Dolph Schayes was the Nationals first star. He led the club in scoring for 13 consecutive years and was its top rebounder for 10 seasons. In its early years the team also included player-coach Al Cervi, who first played professionally in the 1930s. The Nationals again lost to the Lakers in the 1954 NBA Finals, but the next season they defeated the Fort Wayne Pistons in seven games to capture the franchise s first NBA title.
In the late 1950s and early 1960s the team remained competitive, but it rarely advanced far in the playoffs. Top players in those years included center Johnny Kerr, forward George Yardley, and guards Larry Costello and Hal Greer.
In 1962 the Philadelphia Warriors franchise moved to San Francisco, California. This left Philadelphia without a professional basketball team. A season later paper manufacturer Irv Kosloff and attorney Ike Richman bought the Syracuse Nationals, moved the team to Philadelphia, and renamed it the 76ers. Halfway through the 1964-65 season the 76ers obtained Wilt Chamberlain from the Warriors in a trade. Chamberlain had led the league in scoring in his first five NBA seasons with the Warriors, and he did so again in his first season with the 76ers. In 1965-66, Chamberlain s first full season with the 76ers, the team won 55 games to break the Boston Celtics string of seven consecutive division titles. In the playoffs, however, the Celtics defeated the 76ers in the division finals.
The next season, 1966-67, the 76ers fielded one of the league s best teams ever. The roster included three future members of the Hall of Fame Chamberlain, Billy Cunningham, and Chet Walker. The club registered 68 wins, which set a league record for the most victories in a single season, and defeated the Warriors for the NBA title. (The 1995-96 Chicago Bulls now hold the record for regular-season wins with 72.) The 76ers won 60 games the following season but were upended by the Celtics in the conference finals. The club traded Chamberlain in 1968, beginning a period of decline that included the worst regular-season record in NBA history a 9-73 win-loss mark in 1972-73.

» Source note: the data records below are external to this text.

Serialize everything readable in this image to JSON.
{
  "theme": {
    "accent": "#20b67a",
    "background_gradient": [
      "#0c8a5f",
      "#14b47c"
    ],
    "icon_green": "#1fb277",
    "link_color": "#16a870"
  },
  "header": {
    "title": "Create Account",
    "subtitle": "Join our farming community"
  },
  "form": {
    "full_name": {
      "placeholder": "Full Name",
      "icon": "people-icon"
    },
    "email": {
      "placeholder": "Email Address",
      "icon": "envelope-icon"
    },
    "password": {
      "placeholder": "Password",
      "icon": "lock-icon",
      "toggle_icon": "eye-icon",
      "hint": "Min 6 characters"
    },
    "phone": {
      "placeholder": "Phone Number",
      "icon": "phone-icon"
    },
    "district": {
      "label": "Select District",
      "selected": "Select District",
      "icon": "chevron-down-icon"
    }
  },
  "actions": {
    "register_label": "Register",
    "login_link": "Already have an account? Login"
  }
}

Philadelphia improved markedly during subsequent seasons, and with the acquisition of high-scoring stars George McGinnis and Julius Erving from the American Basketball Association (ABA), the 1976-77 team won 50 games and advanced to the NBA Finals. There they were upset by the Portland Trail Blazers. The 76ers remained one of the NBA s best teams for the next several seasons. In addition to Erving, outstanding players of the time included forwards Bobby Jones and Darryl Dawkins and guards Maurice Cheeks, Lionel Hollins, and Andrew Toney. In both 1980 and 1982 the 76ers lost to the Los Angeles Lakers in the NBA Finals.
In 1982 center Moses Malone joined the 76ers. This completed one of the most powerful rosters ever assembled on an NBA team. Cheeks, Erving, Jones, Malone, and Toney led a 76ers team that posted a 65-17 record in the 1982-83 season and swept the Lakers in the NBA Finals. Malone won the league s most valuable player (MVP) award.
In 1984 the 76ers drafted forward Charles Barkley, who energized the aging team and helped it advance to the 1985 Eastern Conference Finals. Erving retired after the 1986-87 season. In 1992 the 76ers traded Barkley to the Phoenix Suns, and after the deal the team suffered several losing seasons in the early and mid-1990s. In the mid- and late 1990s Philadelphia drafted several promising young players. The most prominent new face was guard Allen Iverson, who was the 1996-97 NBA rookie of the year. In the lockout-shortened 1999 season, Iverson led the 76ers to the club s first playoff appearance since 1991.